Well Internet, you win... I'm making a fidget spinner since people won't stop asking. I've been thinking about building my own wooden ball bearing for a couple years now and decided this was a good project to try that on. The balls are the only thing I didn't make since they're cheap to buy and painful to make. These are 1.5" diameter hard maple balls and I bought them for $.50 a piece. The bearing races were made from 3 pieces of 3/4" baltic birch plywood and so was the body of the spinner. The body was cut out on the X-Carve by Inventables to make sure the pieces lined up perfectly. Once glued together I used a round-over bit in the router table to remove the sharp edges.

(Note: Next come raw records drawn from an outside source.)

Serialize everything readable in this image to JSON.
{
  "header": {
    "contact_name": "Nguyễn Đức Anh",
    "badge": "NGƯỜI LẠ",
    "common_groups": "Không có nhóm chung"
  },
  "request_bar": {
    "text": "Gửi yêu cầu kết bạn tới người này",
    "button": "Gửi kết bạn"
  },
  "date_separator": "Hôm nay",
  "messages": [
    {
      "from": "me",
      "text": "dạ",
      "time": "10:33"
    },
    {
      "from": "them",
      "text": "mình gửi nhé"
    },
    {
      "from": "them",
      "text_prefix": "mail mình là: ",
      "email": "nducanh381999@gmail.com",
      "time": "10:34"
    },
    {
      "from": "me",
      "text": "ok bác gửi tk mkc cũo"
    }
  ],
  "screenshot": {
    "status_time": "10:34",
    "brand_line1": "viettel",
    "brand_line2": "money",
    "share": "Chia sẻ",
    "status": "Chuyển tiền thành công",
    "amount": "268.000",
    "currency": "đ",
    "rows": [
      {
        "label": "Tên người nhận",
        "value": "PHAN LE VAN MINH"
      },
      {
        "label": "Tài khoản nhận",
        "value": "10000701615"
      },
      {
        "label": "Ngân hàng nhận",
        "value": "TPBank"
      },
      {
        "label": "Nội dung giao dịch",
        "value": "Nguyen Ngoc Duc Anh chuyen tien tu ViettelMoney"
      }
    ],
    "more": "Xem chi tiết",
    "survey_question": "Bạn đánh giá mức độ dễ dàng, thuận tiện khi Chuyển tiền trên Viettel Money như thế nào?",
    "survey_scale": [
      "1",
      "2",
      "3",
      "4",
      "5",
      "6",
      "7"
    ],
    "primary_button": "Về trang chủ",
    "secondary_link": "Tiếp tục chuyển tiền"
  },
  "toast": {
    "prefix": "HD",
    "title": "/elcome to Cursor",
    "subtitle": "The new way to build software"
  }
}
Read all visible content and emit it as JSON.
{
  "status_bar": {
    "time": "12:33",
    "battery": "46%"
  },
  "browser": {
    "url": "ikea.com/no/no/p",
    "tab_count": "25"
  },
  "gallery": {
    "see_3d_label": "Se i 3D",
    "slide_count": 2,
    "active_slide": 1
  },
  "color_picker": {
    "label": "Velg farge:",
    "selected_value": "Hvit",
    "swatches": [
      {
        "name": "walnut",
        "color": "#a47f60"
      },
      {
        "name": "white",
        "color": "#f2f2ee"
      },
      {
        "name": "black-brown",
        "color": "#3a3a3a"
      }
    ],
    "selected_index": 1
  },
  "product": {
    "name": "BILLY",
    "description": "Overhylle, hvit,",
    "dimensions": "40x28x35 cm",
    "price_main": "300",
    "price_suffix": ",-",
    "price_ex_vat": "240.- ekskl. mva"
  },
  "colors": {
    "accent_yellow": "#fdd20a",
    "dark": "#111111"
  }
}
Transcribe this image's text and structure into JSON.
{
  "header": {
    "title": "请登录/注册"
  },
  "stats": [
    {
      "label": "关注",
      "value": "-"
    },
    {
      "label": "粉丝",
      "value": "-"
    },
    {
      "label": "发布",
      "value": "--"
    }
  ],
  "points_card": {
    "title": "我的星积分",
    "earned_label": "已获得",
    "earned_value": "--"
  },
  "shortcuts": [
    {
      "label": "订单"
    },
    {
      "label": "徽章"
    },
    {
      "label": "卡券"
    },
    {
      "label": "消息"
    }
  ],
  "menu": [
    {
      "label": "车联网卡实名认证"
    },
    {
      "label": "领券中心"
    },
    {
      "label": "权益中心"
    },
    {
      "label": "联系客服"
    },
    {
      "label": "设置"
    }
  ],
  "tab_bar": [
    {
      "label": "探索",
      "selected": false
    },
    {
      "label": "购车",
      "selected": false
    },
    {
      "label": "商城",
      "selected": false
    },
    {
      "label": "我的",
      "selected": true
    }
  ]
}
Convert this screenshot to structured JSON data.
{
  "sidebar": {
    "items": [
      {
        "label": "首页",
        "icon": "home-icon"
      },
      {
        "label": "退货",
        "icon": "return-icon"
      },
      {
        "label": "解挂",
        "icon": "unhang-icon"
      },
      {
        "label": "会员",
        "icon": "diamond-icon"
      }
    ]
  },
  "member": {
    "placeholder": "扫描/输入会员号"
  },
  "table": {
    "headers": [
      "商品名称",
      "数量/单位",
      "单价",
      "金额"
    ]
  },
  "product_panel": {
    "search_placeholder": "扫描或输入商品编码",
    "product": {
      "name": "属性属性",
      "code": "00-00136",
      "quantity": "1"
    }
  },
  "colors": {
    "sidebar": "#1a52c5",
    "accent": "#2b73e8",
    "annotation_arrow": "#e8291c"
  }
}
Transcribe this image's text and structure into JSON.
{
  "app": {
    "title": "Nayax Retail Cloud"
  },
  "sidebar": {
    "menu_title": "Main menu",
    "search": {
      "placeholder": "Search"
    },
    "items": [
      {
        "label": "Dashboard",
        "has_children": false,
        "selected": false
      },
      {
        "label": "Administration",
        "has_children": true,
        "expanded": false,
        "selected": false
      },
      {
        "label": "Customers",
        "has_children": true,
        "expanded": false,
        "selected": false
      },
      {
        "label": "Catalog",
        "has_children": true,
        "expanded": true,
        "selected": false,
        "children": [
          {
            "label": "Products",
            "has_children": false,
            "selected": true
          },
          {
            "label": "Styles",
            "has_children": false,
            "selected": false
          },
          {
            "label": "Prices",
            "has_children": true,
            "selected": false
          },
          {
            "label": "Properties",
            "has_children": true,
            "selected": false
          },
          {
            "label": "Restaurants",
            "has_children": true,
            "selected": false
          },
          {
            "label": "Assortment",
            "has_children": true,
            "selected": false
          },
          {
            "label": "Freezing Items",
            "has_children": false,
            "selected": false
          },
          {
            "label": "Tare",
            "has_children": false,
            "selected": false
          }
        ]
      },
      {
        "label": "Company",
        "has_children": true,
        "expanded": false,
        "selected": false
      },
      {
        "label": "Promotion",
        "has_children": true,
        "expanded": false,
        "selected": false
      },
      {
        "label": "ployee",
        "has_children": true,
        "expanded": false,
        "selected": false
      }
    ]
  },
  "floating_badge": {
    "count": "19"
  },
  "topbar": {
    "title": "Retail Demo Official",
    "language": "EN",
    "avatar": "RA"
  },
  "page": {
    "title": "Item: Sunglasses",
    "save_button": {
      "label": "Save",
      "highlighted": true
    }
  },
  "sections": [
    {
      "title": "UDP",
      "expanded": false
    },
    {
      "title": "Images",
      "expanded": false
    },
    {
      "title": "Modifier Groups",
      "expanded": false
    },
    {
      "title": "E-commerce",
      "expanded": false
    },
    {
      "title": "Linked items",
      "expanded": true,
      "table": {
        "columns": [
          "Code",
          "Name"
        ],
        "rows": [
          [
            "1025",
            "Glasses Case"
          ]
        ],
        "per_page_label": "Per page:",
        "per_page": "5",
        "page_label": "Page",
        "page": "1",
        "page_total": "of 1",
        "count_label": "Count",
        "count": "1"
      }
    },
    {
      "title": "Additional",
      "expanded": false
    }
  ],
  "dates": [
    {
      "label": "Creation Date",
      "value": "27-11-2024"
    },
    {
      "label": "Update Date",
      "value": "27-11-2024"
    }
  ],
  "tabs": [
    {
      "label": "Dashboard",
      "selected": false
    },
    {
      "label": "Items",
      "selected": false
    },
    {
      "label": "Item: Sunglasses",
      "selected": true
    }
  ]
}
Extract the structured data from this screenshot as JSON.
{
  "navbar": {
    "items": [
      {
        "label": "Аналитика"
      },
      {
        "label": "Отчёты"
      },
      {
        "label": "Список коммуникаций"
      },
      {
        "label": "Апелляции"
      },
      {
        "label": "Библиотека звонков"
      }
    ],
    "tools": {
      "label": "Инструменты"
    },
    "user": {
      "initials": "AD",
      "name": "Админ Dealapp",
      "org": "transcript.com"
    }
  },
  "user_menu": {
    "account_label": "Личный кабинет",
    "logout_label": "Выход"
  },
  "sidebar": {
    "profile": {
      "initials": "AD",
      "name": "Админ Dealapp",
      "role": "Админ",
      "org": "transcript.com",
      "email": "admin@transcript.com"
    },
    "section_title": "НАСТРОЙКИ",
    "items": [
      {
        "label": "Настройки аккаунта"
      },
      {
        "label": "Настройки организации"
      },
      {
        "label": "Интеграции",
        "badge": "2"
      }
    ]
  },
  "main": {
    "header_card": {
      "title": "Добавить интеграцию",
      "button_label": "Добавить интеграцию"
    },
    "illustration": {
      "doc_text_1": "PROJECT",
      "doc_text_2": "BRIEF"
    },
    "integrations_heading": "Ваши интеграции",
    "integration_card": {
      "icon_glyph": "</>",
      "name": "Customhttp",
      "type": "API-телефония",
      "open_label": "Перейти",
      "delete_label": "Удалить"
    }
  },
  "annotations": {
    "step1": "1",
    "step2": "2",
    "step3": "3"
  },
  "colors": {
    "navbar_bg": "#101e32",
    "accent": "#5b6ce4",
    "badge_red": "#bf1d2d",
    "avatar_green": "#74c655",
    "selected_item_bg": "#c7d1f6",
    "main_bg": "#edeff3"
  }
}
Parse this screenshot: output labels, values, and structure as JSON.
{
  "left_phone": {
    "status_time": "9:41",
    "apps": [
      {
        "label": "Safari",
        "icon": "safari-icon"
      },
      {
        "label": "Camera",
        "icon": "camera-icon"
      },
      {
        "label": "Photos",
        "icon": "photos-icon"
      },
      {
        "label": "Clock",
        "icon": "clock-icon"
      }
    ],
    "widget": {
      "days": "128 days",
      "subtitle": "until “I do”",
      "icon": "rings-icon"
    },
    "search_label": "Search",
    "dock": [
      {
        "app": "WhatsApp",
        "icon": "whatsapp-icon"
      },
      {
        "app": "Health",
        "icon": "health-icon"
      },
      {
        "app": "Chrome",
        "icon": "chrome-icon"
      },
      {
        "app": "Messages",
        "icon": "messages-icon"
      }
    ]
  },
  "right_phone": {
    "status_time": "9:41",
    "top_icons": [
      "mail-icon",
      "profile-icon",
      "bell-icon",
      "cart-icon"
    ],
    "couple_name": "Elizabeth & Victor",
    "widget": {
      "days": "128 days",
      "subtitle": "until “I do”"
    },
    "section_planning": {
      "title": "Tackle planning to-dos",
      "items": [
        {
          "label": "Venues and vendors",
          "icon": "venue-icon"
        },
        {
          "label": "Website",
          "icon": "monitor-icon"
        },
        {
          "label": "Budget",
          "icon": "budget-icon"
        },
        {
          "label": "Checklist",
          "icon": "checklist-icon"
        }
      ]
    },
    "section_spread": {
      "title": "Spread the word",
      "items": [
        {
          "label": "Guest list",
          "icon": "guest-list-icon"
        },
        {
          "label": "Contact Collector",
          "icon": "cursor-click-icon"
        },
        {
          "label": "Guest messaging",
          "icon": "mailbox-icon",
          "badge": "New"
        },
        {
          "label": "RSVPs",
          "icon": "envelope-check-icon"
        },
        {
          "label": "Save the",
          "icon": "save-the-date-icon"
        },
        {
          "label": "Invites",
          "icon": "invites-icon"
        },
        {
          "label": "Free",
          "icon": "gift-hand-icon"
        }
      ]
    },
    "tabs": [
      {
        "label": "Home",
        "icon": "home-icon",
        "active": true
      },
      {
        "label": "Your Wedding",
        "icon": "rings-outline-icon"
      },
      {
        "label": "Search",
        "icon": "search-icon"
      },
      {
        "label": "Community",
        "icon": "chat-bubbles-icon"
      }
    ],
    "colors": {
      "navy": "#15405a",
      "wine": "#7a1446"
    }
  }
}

For the bearing race, I needed the parts to be firmly attached for turning, but not so firmly that I couldn't break it apart to put the balls inside. I lined the pieces that would make up the bearing races with painters tape and then glued them together with CA glue. You won't believe me how strong that hold is until you try it yourself. It is also nice since no residue is left on the surface of the wood.
I attached the race blank to a faceplate on the lathe with hot glue. This allows me to turn the pieces side by side to their rough shape, and split them apart easily and cleanly with a heat gun. Once apart I coved out the inside of the outer race and the outside of the inner race. Constantly stoping to check my work and make sure the cove was dead centered.
I glued 2/3 of the race together, installed the balls, and glued up the other 1/3. I was careful not to use too much glue since I didn't want to glue the balls together. Assembly of the races was made easy by using some 3/32" brass rod as alignment pins. This ensured I could take the race apart without introducing any misalignments when reassembling. They weren't needed after the pieces were glued together, but I just left them to save the hassle of filling the holes with wood.
I thought I would like the look of the entire thing being stained but hated it immediately after doing it. I sanded off the flat surfaces to give it some contrast and was much happier with the look. I gave the spinner 3 coats of spray lacquer and painted a simplified version of my logo onto the fingers of the spinner. I gave the balls a light waxing and found that the more I spin this thing, the better it works. I think the balls are slowly polishing themselves.